is a flag indicating that the value is actually an lvalue (left value of an assignment). It means that the value stored is actually a pointer to the wanted value. Understanding the use VT_LVAL is very important if you want to understand how TCC works.
if the lvalue has an integer type, then these flags give its real type. The type alone is not enough in case of cast optimisations.
is a saved lvalue on the stack. VT_LLOCAL should be eliminated ASAP because its semantics are rather complicated.
indicates that a cast to the value type must be performed if the value is used (lazy casting).
indicates that the symbol SValue.sym must be added to the constant.
are only used for optional bound checking.

8.7.3 Manipulating the value stack

vsetc() and vset() pushes a new value on the value stack. If the previous vtop was stored in a very unsafe place(for example in the CPU flags), then some code is generated to put the previous vtop in a safe storage.

vpop() pops vtop. In some cases, it also generates cleanup code (for example if stacked floating point registers are used as on x86).

The gv(rc) function generates code to evaluate vtop (the top value of the stack) into registers. rc selects in which register class the value should be put. gv() is the most important function of the code generator.

gv2() is the same as gv() but for the top two stack entries.

8.7.4 CPU dependent code generation

See the `i386-gen.c' file to have an example.

must generate the code needed to load a stack value into a register.
must generate the code needed to store a register into a stack value lvalue.
should generate a function call
should generate a function prolog/epilog.
must generate the binary integer operation op on the two top entries of the stack which are guaranted to contain integer types. The result value should be put on the stack.
same as gen_opi() for floating point operations. The two top entries of the stack are guaranted to contain floating point values of same types.
integer to floating point conversion.
floating point to integer conversion.
floating point to floating point of different size conversion.
are only used for bounds checking.

8.8 Optimizations done

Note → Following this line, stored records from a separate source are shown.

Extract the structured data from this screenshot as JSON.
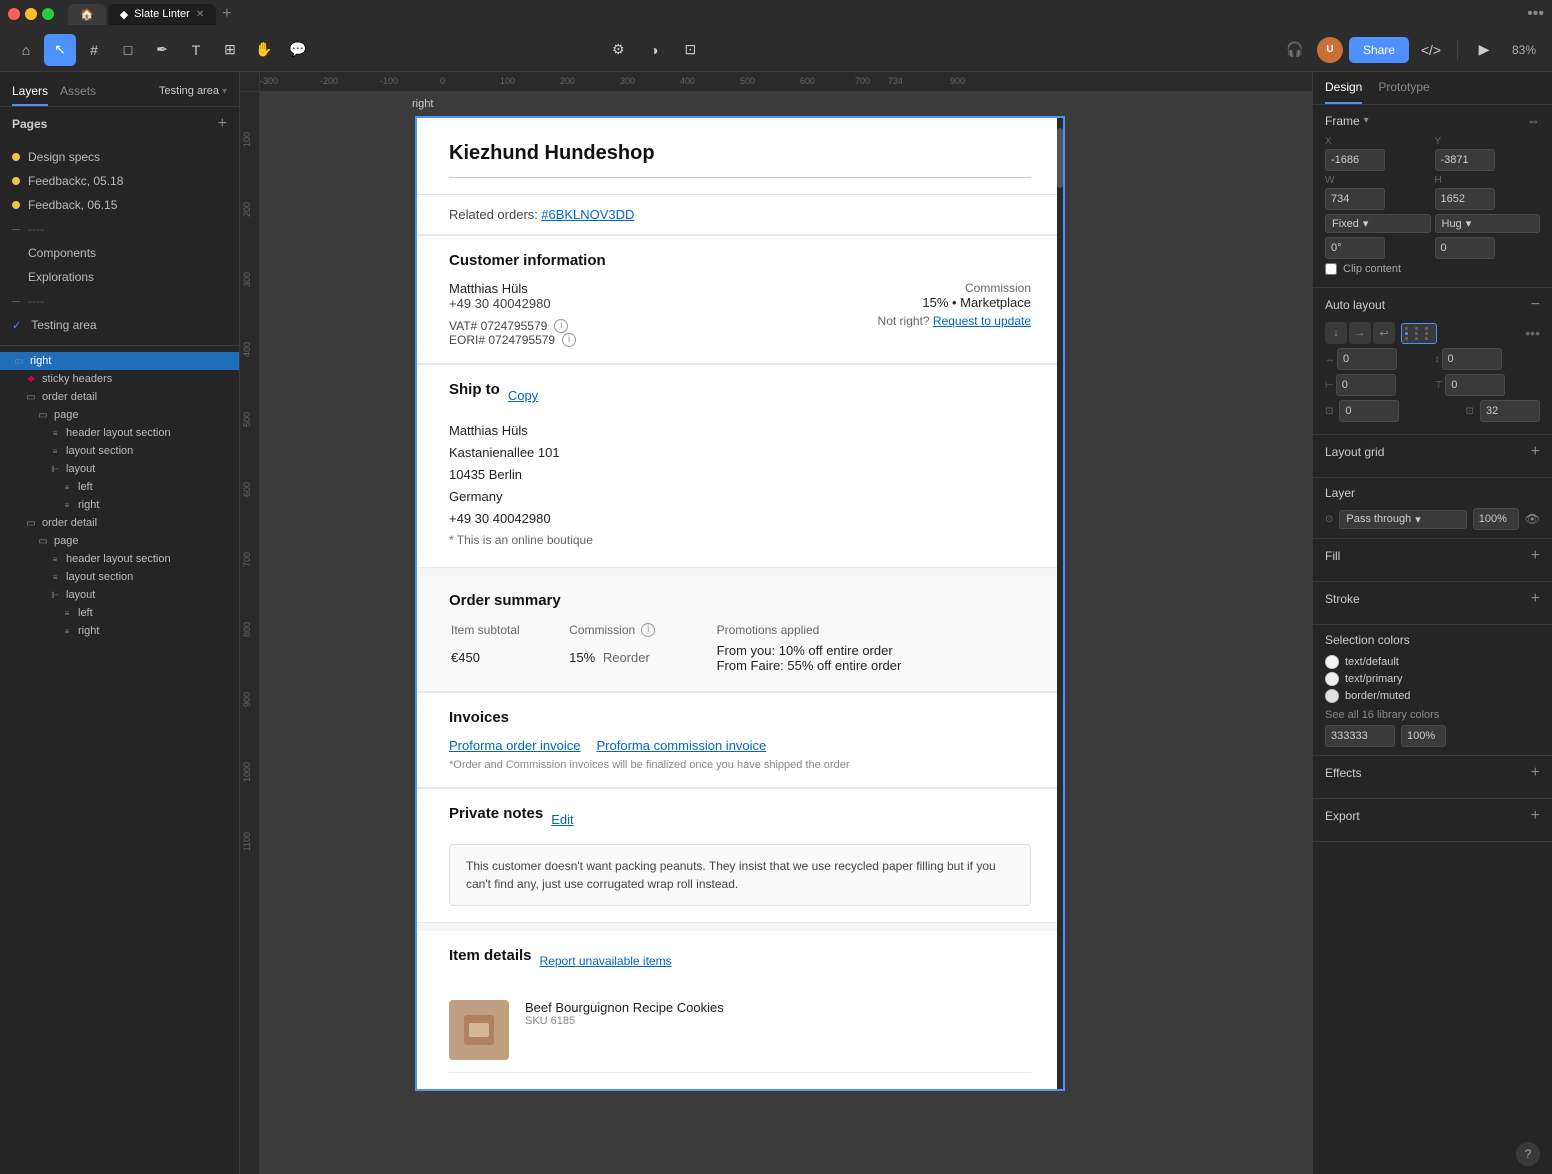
{
  "app": {
    "title": "Slate Linter",
    "zoom": "83%",
    "tab_label": "Slate Linter"
  },
  "toolbar": {
    "tools": [
      "home",
      "cursor",
      "frame",
      "shape",
      "pen",
      "text",
      "component",
      "hand",
      "comment"
    ],
    "center_tools": [
      "plugins",
      "contrast",
      "layers"
    ],
    "share_label": "Share",
    "avatar_initials": "U"
  },
  "left_panel": {
    "layers_tab": "Layers",
    "assets_tab": "Assets",
    "breadcrumb": "Testing area",
    "pages_header": "Pages",
    "pages": [
      {
        "label": "Design specs",
        "dot": "yellow",
        "id": "design-specs"
      },
      {
        "label": "Feedbackc, 05.18",
        "dot": "yellow",
        "id": "feedback-1"
      },
      {
        "label": "Feedback, 06.15",
        "dot": "yellow",
        "id": "feedback-2"
      },
      {
        "label": "----",
        "dot": "dash",
        "id": "separator-1"
      },
      {
        "label": "Components",
        "dot": "none",
        "id": "components"
      },
      {
        "label": "Explorations",
        "dot": "none",
        "id": "explorations"
      },
      {
        "label": "----",
        "dot": "dash",
        "id": "separator-2"
      },
      {
        "label": "Testing area",
        "dot": "none",
        "id": "testing-area",
        "checkmark": true
      }
    ],
    "layers": [
      {
        "label": "right",
        "indent": 0,
        "icon": "frame",
        "selected": true
      },
      {
        "label": "sticky headers",
        "indent": 1,
        "icon": "component",
        "red": true
      },
      {
        "label": "order detail",
        "indent": 1,
        "icon": "frame"
      },
      {
        "label": "page",
        "indent": 2,
        "icon": "frame"
      },
      {
        "label": "header layout section",
        "indent": 3,
        "icon": "layout"
      },
      {
        "label": "layout section",
        "indent": 3,
        "icon": "layout"
      },
      {
        "label": "layout",
        "indent": 4,
        "icon": "layout2"
      },
      {
        "label": "left",
        "indent": 5,
        "icon": "layout"
      },
      {
        "label": "right",
        "indent": 5,
        "icon": "layout"
      },
      {
        "label": "order detail",
        "indent": 1,
        "icon": "frame"
      },
      {
        "label": "page",
        "indent": 2,
        "icon": "frame"
      },
      {
        "label": "header layout section",
        "indent": 3,
        "icon": "layout"
      },
      {
        "label": "layout section",
        "indent": 3,
        "icon": "layout"
      },
      {
        "label": "layout",
        "indent": 4,
        "icon": "layout2"
      },
      {
        "label": "left",
        "indent": 5,
        "icon": "layout"
      },
      {
        "label": "right",
        "indent": 5,
        "icon": "layout"
      }
    ]
  },
  "canvas": {
    "frame_label": "right",
    "ruler_marks": [
      "-300",
      "-200",
      "-100",
      "0",
      "100",
      "200",
      "300",
      "400",
      "500",
      "600",
      "700",
      "734",
      "900"
    ]
  },
  "design_content": {
    "title": "Kiezhund Hundeshop",
    "related_orders_label": "Related orders:",
    "related_orders_link": "#6BKLNOV3DD",
    "customer_info_title": "Customer information",
    "customer_name": "Matthias Hüls",
    "customer_phone": "+49 30 40042980",
    "commission_label": "Commission",
    "commission_value": "15% • Marketplace",
    "not_right_label": "Not right?",
    "request_update_link": "Request to update",
    "vat_label": "VAT# 0724795579",
    "eori_label": "EORI# 0724795579",
    "ship_to_title": "Ship to",
    "copy_label": "Copy",
    "ship_name": "Matthias Hüls",
    "ship_address1": "Kastanienallee 101",
    "ship_city": "10435 Berlin",
    "ship_country": "Germany",
    "ship_phone": "+49 30 40042980",
    "ship_note": "* This is an online boutique",
    "order_summary_title": "Order summary",
    "col_item_subtotal": "Item subtotal",
    "col_commission": "Commission",
    "col_promotions": "Promotions applied",
    "val_subtotal": "€450",
    "val_commission_pct": "15%",
    "val_commission_type": "Reorder",
    "promo_from_you": "From you:  10% off entire order",
    "promo_from_faire": "From Faire:  55% off entire order",
    "invoices_title": "Invoices",
    "invoice_proforma_link": "Proforma order invoice",
    "invoice_commission_link": "Proforma commission invoice",
    "invoice_note": "*Order and Commission invoices will be finalized once you have shipped the order",
    "private_notes_title": "Private notes",
    "edit_label": "Edit",
    "private_note_text": "This customer doesn't want packing peanuts. They insist that we use recycled paper filling but if you can't find any, just use corrugated wrap roll instead.",
    "item_details_title": "Item details",
    "report_link": "Report unavailable items",
    "item_name": "Beef Bourguignon Recipe Cookies",
    "item_sku": "SKU 6185"
  },
  "right_panel": {
    "design_tab": "Design",
    "prototype_tab": "Prototype",
    "frame_section": {
      "title": "Frame",
      "x_label": "X",
      "x_value": "-1686",
      "y_label": "Y",
      "y_value": "-3871",
      "w_label": "W",
      "w_value": "734",
      "h_label": "H",
      "h_value": "1652",
      "fixed_label": "Fixed",
      "hug_label": "Hug",
      "rotation_label": "0°",
      "corner_label": "0"
    },
    "clip_content_label": "Clip content",
    "auto_layout_section": {
      "title": "Auto layout",
      "spacing_0": "0",
      "spacing_1": "0",
      "spacing_2": "0",
      "spacing_3": "32",
      "spacing_4": "0"
    },
    "layout_grid_section": {
      "title": "Layout grid"
    },
    "layer_section": {
      "title": "Layer",
      "blend_mode": "Pass through",
      "opacity": "100%"
    },
    "fill_section": {
      "title": "Fill"
    },
    "stroke_section": {
      "title": "Stroke"
    },
    "selection_colors": {
      "title": "Selection colors",
      "colors": [
        {
          "name": "text/default",
          "swatch": "#333333",
          "type": "circle"
        },
        {
          "name": "text/primary",
          "swatch": "#1a1a1a",
          "type": "circle"
        },
        {
          "name": "border/muted",
          "swatch": "#e0e0e0",
          "type": "filled-circle"
        }
      ],
      "see_all_link": "See all 16 library colors",
      "hex_value": "333333",
      "opacity_value": "100%"
    },
    "effects_section": {
      "title": "Effects"
    },
    "export_section": {
      "title": "Export"
    }
  }
}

Constant propagation is done for all operations. Multiplications and divisions are optimized to shifts when appropriate. Comparison operators are optimized by maintaining a special cache for the processor flags. &&, || and ! are optimized by maintaining a special 'jump target' value. No other jump optimization is currently performed because it would require to store the code in a more abstract fashion.

Concept Index

Jump to: _ - a - b - c - d - e - f - g - i - j - l - m - o - p - q - r - s - t - u - v - w


  • __asm__
  • a

  • align directive
  • aligned attribute
  • ascii directive
  • asciz directive
  • assembler
  • assembler directives
  • assembly, inline
  • b

  • bound checks
  • bss directive
  • byte directive
  • c

  • caching processor flags
  • cdecl attribute
  • code generation
  • comparison operators
  • constant propagation
  • CPU dependent
  • d

  • data directive
  • directives, assembler
  • e

  • ELF
  • f

  • FILE, linker command
  • fill directive
  • flags, caching
  • g

  • gas
  • global directive
  • globl directive
  • GROUP, linker command
  • i

  • inline assembly
  • int directive
  • j

  • jump optimization
  • l

  • linker
  • linker scripts
  • long directive
  • m

  • memory checks
  • o

  • optimizations
  • org directive
  • OUTPUT_FORMAT, linker command
  • p

  • packed attribute
  • PE-i386
  • previous directive
  • q

  • quad directive
  • r

  • regparm attribute
  • s

  • scripts, linker
  • section attribute
  • section directive
  • short directive
  • skip directive
  • space directive
  • stdcall attribute
  • strength reduction
  • string directive
  • t

  • TARGET, linker command
  • text directive
  • u

  • unused attribute
  • v

  • value stack
  • value stack, introduction
  • w

  • word directive

  • This document was generated on 18 June 2005 using texi2html 1.56k.